## WHAT NEEDS TO BE DONE
Apart from the pictures, everything in the lines below must be printed exactly.

## DATA SUPPLIED
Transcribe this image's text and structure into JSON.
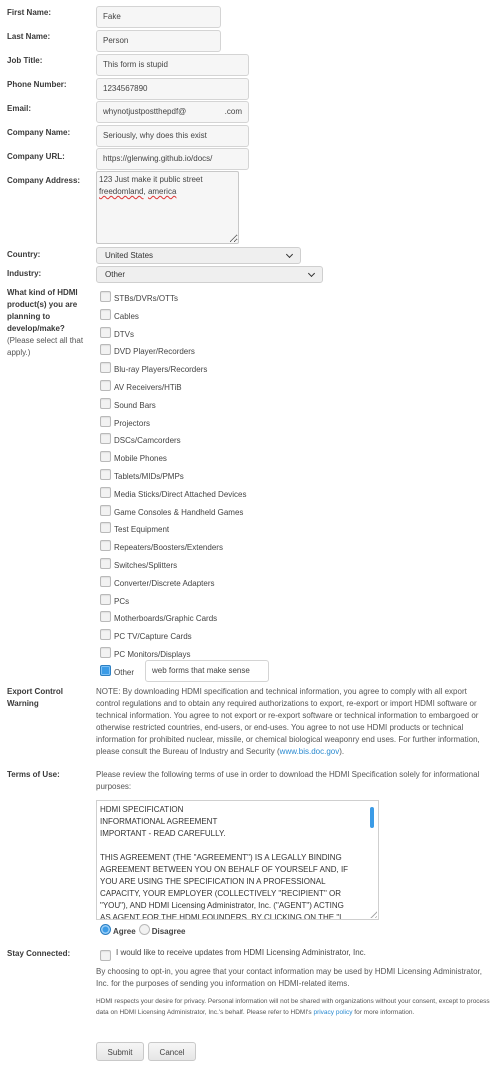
{
  "form": {
    "fields": {
      "first_name": {
        "label": "First Name:",
        "value": "Fake"
      },
      "last_name": {
        "label": "Last Name:",
        "value": "Person"
      },
      "job_title": {
        "label": "Job Title:",
        "value": "This form is stupid"
      },
      "phone": {
        "label": "Phone Number:",
        "value": "1234567890"
      },
      "email": {
        "label": "Email:",
        "value_local": "whynotjustpostthepdf@",
        "value_domain": ".com"
      },
      "company_name": {
        "label": "Company Name:",
        "value": "Seriously, why does this exist"
      },
      "company_url": {
        "label": "Company URL:",
        "value": "https://glenwing.github.io/docs/"
      },
      "company_address": {
        "label": "Company Address:",
        "line1": "123 Just make it public street",
        "line2_a": "freedomland",
        "line2_sep": ", ",
        "line2_b": "america"
      },
      "country": {
        "label": "Country:",
        "value": "United States"
      },
      "industry": {
        "label": "Industry:",
        "value": "Other"
      }
    },
    "products": {
      "label_lines": [
        "What kind of HDMI",
        "product(s) you are",
        "planning to",
        "develop/make?"
      ],
      "sublabel_lines": [
        "(Please select all that",
        "apply.)"
      ],
      "options": [
        {
          "label": "STBs/DVRs/OTTs",
          "checked": false
        },
        {
          "label": "Cables",
          "checked": false
        },
        {
          "label": "DTVs",
          "checked": false
        },
        {
          "label": "DVD Player/Recorders",
          "checked": false
        },
        {
          "label": "Blu-ray Players/Recorders",
          "checked": false
        },
        {
          "label": "AV Receivers/HTiB",
          "checked": false
        },
        {
          "label": "Sound Bars",
          "checked": false
        },
        {
          "label": "Projectors",
          "checked": false
        },
        {
          "label": "DSCs/Camcorders",
          "checked": false
        },
        {
          "label": "Mobile Phones",
          "checked": false
        },
        {
          "label": "Tablets/MIDs/PMPs",
          "checked": false
        },
        {
          "label": "Media Sticks/Direct Attached Devices",
          "checked": false
        },
        {
          "label": "Game Consoles & Handheld Games",
          "checked": false
        },
        {
          "label": "Test Equipment",
          "checked": false
        },
        {
          "label": "Repeaters/Boosters/Extenders",
          "checked": false
        },
        {
          "label": "Switches/Splitters",
          "checked": false
        },
        {
          "label": "Converter/Discrete Adapters",
          "checked": false
        },
        {
          "label": "PCs",
          "checked": false
        },
        {
          "label": "Motherboards/Graphic Cards",
          "checked": false
        },
        {
          "label": "PC TV/Capture Cards",
          "checked": false
        },
        {
          "label": "PC Monitors/Displays",
          "checked": false
        },
        {
          "label": "Other",
          "checked": true
        }
      ],
      "other_value": "web forms that make sense"
    },
    "export_control": {
      "label_lines": [
        "Export Control",
        "Warning"
      ],
      "text": "NOTE: By downloading HDMI specification and technical information, you agree to comply with all export control regulations and to obtain any required authorizations to export, re-export or import HDMI software or technical information. You agree to not export or re-export software or technical information to embargoed or otherwise restricted countries, end-users, or end-uses. You agree to not use HDMI products or technical information for prohibited nuclear, missile, or chemical biological weaponry end uses. For further information, please consult the Bureau of Industry and Security (",
      "link": "www.bis.doc.gov",
      "text_end": ")."
    },
    "terms": {
      "label": "Terms of Use:",
      "intro": "Please review the following terms of use in order to download the HDMI Specification solely for informational purposes:",
      "box_lines": [
        "HDMI SPECIFICATION",
        "INFORMATIONAL AGREEMENT",
        "IMPORTANT - READ CAREFULLY.",
        "",
        "THIS AGREEMENT (THE \"AGREEMENT\") IS A LEGALLY BINDING",
        "AGREEMENT BETWEEN YOU ON BEHALF OF YOURSELF AND, IF",
        "YOU ARE USING THE SPECIFICATION IN A PROFESSIONAL",
        "CAPACITY, YOUR EMPLOYER (COLLECTIVELY \"RECIPIENT\" OR",
        "\"YOU\"), AND HDMI Licensing Administrator, Inc. (\"AGENT\") ACTING",
        "AS AGENT FOR THE HDMI FOUNDERS. BY CLICKING ON THE \"I"
      ],
      "agree_label": "Agree",
      "disagree_label": "Disagree",
      "selected": "Agree"
    },
    "stay_connected": {
      "label": "Stay Connected:",
      "checkbox_label": "I would like to receive updates from HDMI Licensing Administrator, Inc.",
      "checked": false,
      "optin_text": "By choosing to opt-in, you agree that your contact information may be used by HDMI Licensing Administrator, Inc. for the purposes of sending you information on HDMI-related items.",
      "privacy_text": "HDMI respects your desire for privacy. Personal information will not be shared with organizations without your consent, except to process data on HDMI Licensing Administrator, Inc.'s behalf. Please refer to HDMI's ",
      "privacy_link": "privacy policy",
      "privacy_text_end": " for more information."
    },
    "buttons": {
      "submit": "Submit",
      "cancel": "Cancel"
    },
    "colors": {
      "accent": "#3b9be6",
      "link": "#2a8ad0"
    }
  }
}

## ANSWER
Transcribe this image's text and structure into JSON.
{
  "form": {
    "fields": {
      "first_name": {
        "label": "First Name:",
        "value": "Fake"
      },
      "last_name": {
        "label": "Last Name:",
        "value": "Person"
      },
      "job_title": {
        "label": "Job Title:",
        "value": "This form is stupid"
      },
      "phone": {
        "label": "Phone Number:",
        "value": "1234567890"
      },
      "email": {
        "label": "Email:",
        "value_local": "whynotjustpostthepdf@",
        "value_domain": ".com"
      },
      "company_name": {
        "label": "Company Name:",
        "value": "Seriously, why does this exist"
      },
      "company_url": {
        "label": "Company URL:",
        "value": "https://glenwing.github.io/docs/"
      },
      "company_address": {
        "label": "Company Address:",
        "line1": "123 Just make it public street",
        "line2_a": "freedomland",
        "line2_sep": ", ",
        "line2_b": "america"
      },
      "country": {
        "label": "Country:",
        "value": "United States"
      },
      "industry": {
        "label": "Industry:",
        "value": "Other"
      }
    },
    "products": {
      "label_lines": [
        "What kind of HDMI",
        "product(s) you are",
        "planning to",
        "develop/make?"
      ],
      "sublabel_lines": [
        "(Please select all that",
        "apply.)"
      ],
      "options": [
        {
          "label": "STBs/DVRs/OTTs",
          "checked": false
        },
        {
          "label": "Cables",
          "checked": false
        },
        {
          "label": "DTVs",
          "checked": false
        },
        {
          "label": "DVD Player/Recorders",
          "checked": false
        },
        {
          "label": "Blu-ray Players/Recorders",
          "checked": false
        },
        {
          "label": "AV Receivers/HTiB",
          "checked": false
        },
        {
          "label": "Sound Bars",
          "checked": false
        },
        {
          "label": "Projectors",
          "checked": false
        },
        {
          "label": "DSCs/Camcorders",
          "checked": false
        },
        {
          "label": "Mobile Phones",
          "checked": false
        },
        {
          "label": "Tablets/MIDs/PMPs",
          "checked": false
        },
        {
          "label": "Media Sticks/Direct Attached Devices",
          "checked": false
        },
        {
          "label": "Game Consoles & Handheld Games",
          "checked": false
        },
        {
          "label": "Test Equipment",
          "checked": false
        },
        {
          "label": "Repeaters/Boosters/Extenders",
          "checked": false
        },
        {
          "label": "Switches/Splitters",
          "checked": false
        },
        {
          "label": "Converter/Discrete Adapters",
          "checked": false
        },
        {
          "label": "PCs",
          "checked": false
        },
        {
          "label": "Motherboards/Graphic Cards",
          "checked": false
        },
        {
          "label": "PC TV/Capture Cards",
          "checked": false
        },
        {
          "label": "PC Monitors/Displays",
          "checked": false
        },
        {
          "label": "Other",
          "checked": true
        }
      ],
      "other_value": "web forms that make sense"
    },
    "export_control": {
      "label_lines": [
        "Export Control",
        "Warning"
      ],
      "text": "NOTE: By downloading HDMI specification and technical information, you agree to comply with all export control regulations and to obtain any required authorizations to export, re-export or import HDMI software or technical information. You agree to not export or re-export software or technical information to embargoed or otherwise restricted countries, end-users, or end-uses. You agree to not use HDMI products or technical information for prohibited nuclear, missile, or chemical biological weaponry end uses. For further information, please consult the Bureau of Industry and Security (",
      "link": "www.bis.doc.gov",
      "text_end": ")."
    },
    "terms": {
      "label": "Terms of Use:",
      "intro": "Please review the following terms of use in order to download the HDMI Specification solely for informational purposes:",
      "box_lines": [
        "HDMI SPECIFICATION",
        "INFORMATIONAL AGREEMENT",
        "IMPORTANT - READ CAREFULLY.",
        "",
        "THIS AGREEMENT (THE \"AGREEMENT\") IS A LEGALLY BINDING",
        "AGREEMENT BETWEEN YOU ON BEHALF OF YOURSELF AND, IF",
        "YOU ARE USING THE SPECIFICATION IN A PROFESSIONAL",
        "CAPACITY, YOUR EMPLOYER (COLLECTIVELY \"RECIPIENT\" OR",
        "\"YOU\"), AND HDMI Licensing Administrator, Inc. (\"AGENT\") ACTING",
        "AS AGENT FOR THE HDMI FOUNDERS. BY CLICKING ON THE \"I"
      ],
      "agree_label": "Agree",
      "disagree_label": "Disagree",
      "selected": "Agree"
    },
    "stay_connected": {
      "label": "Stay Connected:",
      "checkbox_label": "I would like to receive updates from HDMI Licensing Administrator, Inc.",
      "checked": false,
      "optin_text": "By choosing to opt-in, you agree that your contact information may be used by HDMI Licensing Administrator, Inc. for the purposes of sending you information on HDMI-related items.",
      "privacy_text": "HDMI respects your desire for privacy. Personal information will not be shared with organizations without your consent, except to process data on HDMI Licensing Administrator, Inc.'s behalf. Please refer to HDMI's ",
      "privacy_link": "privacy policy",
      "privacy_text_end": " for more information."
    },
    "buttons": {
      "submit": "Submit",
      "cancel": "Cancel"
    },
    "colors": {
      "accent": "#3b9be6",
      "link": "#2a8ad0"
    }
  }
}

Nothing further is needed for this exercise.